Task objective:
Write each of the records out again exactly.

Excerpted records:
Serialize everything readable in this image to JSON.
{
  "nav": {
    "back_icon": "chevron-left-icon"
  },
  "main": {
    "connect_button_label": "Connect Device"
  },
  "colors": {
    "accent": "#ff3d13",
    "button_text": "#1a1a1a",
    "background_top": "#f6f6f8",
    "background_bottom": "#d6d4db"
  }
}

Answer for this exercise:
Serialize everything readable in this image to JSON.
{
  "nav": {
    "back_icon": "chevron-left-icon"
  },
  "main": {
    "connect_button_label": "Connect Device"
  },
  "colors": {
    "accent": "#ff3d13",
    "button_text": "#1a1a1a",
    "background_top": "#f6f6f8",
    "background_bottom": "#d6d4db"
  }
}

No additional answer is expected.